Sri Lankan banks have pulled the plug on advertising and promoting their pawning business on the back of fast depleting gold prices and an industry exposure of Rs. 700 billion which could prove to be a mine field, industry analysts said.
They estimate total industry exposure to the pawning business together with banks and finance firms and general pawning agencies at Rs. 700 billion. They also point out that banks are generating profit on the pawning portfolio which is not ‘real’ profit, as it’s an asset which is not readily realisable. “This is why the financial exposure is dangerous as it’s not a readily encashable portfolio,” an analyst noted. He said this exposure is increasing and as it stands the banks cannot bring this to a manageable level in a ‘hurry’.
He added that this shows how poor Sri Lanka is.“The financial industry has pledged some Rs. 700 billion for people’s day to day consumption without cashflow backing,” he said.

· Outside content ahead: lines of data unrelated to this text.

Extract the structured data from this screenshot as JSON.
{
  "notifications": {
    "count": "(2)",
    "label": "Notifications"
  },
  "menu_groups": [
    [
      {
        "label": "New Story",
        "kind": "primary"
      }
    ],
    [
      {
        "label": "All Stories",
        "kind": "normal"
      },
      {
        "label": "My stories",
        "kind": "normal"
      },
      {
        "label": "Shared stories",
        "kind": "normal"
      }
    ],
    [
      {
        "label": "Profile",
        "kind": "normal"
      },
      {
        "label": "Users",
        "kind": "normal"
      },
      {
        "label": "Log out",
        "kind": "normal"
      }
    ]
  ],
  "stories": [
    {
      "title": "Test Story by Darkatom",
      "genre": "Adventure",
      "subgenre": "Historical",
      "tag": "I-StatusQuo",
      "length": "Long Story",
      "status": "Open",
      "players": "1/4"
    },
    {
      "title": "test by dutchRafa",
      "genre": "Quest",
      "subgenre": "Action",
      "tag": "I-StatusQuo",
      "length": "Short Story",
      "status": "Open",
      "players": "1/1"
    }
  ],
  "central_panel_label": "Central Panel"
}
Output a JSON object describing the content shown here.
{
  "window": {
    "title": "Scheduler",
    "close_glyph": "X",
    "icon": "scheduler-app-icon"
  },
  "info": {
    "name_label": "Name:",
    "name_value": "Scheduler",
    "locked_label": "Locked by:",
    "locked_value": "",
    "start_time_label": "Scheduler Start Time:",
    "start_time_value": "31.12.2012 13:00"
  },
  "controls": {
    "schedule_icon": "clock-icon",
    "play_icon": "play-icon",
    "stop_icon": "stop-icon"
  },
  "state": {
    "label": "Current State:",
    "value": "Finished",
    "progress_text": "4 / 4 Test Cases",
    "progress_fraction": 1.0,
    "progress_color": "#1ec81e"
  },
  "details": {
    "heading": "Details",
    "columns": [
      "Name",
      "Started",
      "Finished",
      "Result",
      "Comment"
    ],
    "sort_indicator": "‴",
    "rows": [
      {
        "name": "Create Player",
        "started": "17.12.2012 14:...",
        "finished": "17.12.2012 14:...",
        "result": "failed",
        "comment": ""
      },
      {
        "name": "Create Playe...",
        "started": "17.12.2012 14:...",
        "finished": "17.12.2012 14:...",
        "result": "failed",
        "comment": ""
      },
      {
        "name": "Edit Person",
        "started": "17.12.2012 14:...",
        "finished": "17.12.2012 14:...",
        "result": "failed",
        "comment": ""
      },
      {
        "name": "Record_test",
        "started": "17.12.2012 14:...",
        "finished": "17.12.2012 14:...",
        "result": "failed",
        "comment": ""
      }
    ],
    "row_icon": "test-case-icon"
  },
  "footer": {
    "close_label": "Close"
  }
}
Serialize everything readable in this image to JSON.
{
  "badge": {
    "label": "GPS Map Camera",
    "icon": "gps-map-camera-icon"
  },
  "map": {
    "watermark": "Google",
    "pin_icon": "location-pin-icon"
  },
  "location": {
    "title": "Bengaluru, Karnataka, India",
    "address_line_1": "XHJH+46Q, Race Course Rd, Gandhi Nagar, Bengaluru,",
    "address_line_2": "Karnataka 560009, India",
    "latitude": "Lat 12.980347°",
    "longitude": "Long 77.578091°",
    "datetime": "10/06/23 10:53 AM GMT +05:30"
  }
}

The global price of gold fell from its 2011 peak at more than $1,800 an ounce and dropped by 13 per cent this year. It now hovers at about $1,400 an ounce.
“People’s Bank’s (PB) has the highest in pawning portfolios amongst banks at Rs. 250 billion last year against Rs 196 billion in 2011,” an industry analyst said.
“There’s no security for gold; the only security is gold itself. This is a dangerous situation especially because PB’s profits are shown taking the interest on this huge pawning portfolio into consideration,” the analyst said.
The reason for the gold price drop according to analysts is for many reasons, with the Cyprus financial crisis and weakness in the Chinese economy being the most prominent.
Banks are slowing down or discouraging pawning since the start of this year when the gold prices were tapering. PB, saddled with the largest pawning portfolio has stopped advertising, officials said. “We stopped it early this year,” an official told the Business Times. He said that now pawning is carried out, but it isn’t encouraged. “In April we reduced the pawning amount to Rs 30,000 per sovereign against the Rs 43, 000 and above amounts earlier,” he added.
Sampath Bank has also followed suit and cut advertising. The bank’s pawning portfolio stood at Rs 54.9 billion against Rs 41.1 billion in 2011.
Hatton National Bank (HNB) says it is going ‘slow’ on the business. A senior official said that indirectly the bank is discouraging pawning by offering a lesser advance per sovereign. As at last year, its pawning portfolio stood at Rs 48.4 billion against the Rs 34.3 billion in 2011.
The HNB official said that in their experience, those who use pawning services are farmers. “When they have a good harvest they buy gold jewellery and then pawn it to purchase fertilizer, etc., for the next crop yield. Mostly the articles they pawn are of sentimental value to them and they always redeem it,” he said.
Commercial Bank has also stopped advertising and only gives advances against ‘good’ articles (gold jewellery). A bank official said they don’t encourage this business at the moment. Its pawned jewellery portfolio was lower at Rs 10.9 billion against Rs 11.7 billion in 2011.
Bank of Ceylon said it has stopped all advertising and promotions as gold prices are low and this business doesn't fetch good margins.
The analyst said that the regulator should either monitor the pawning portfolio of the banks or impose regulations such as freezing the interest accrued for pawning items beyond the realisable price. “A significant amount of provisioning must be imposed,” he said. But the Central Bank says it is confident that gold prices will stabilise and what is seen now is a temporary crisis. “But how long is temporary?” is what analysts question. They say that even if the gold price rises, a substantial amount of the Rs 700 billion pawning portfolio won’t be redeemed as the public don’t have that capacity to reclaim it.
Analysts say the CB is responsible for providing a macro direction pertaining to this situation. They say that in the world markets, gold is still (at the current prices) deemed as over- priced. “This is bound to fall further,” a stockbroker analyst.
Chirag Mehta, Fund Manager (Commodities) Quantum Mutual Fund India told the Business Times in a telephone interview that strong demand from India, China and Dubai has spiked the gold prices slightly in the past month, but it is doubtful to sustain. He said that the prices started to slightly go up as the recent plunge in the price of gold may well prove to be a “buying opportunity,” at least temporarily. “The strong predictions are that there could be a further decline,” he said, adding that prices rebounded on the back of surge in physical buying. Still, he said that gold ended much lower at $1476 an ounce, losing 8.3 per cent during the month.
Local industry analysts say that this is what CB should be aware of. “It’s a serious lapse of the system to expose the financial industry to a risk this large, especially when they don’t have a control on the world gold prices,” the stock broker analyst said.
All that glitters is not gold!
Gold prices have been on a severe downswing over the past 18 months raising alarm bells in all sectors that consume this glittering product. Banks have been saddled with huge losses from the pawning business while jewellers in Colombo’s Sea Street, considered the marketplace for gold, have had their fair share of reversals and recovery. Reporters from the Business Times take a look at the gold market and its impact on business and the community.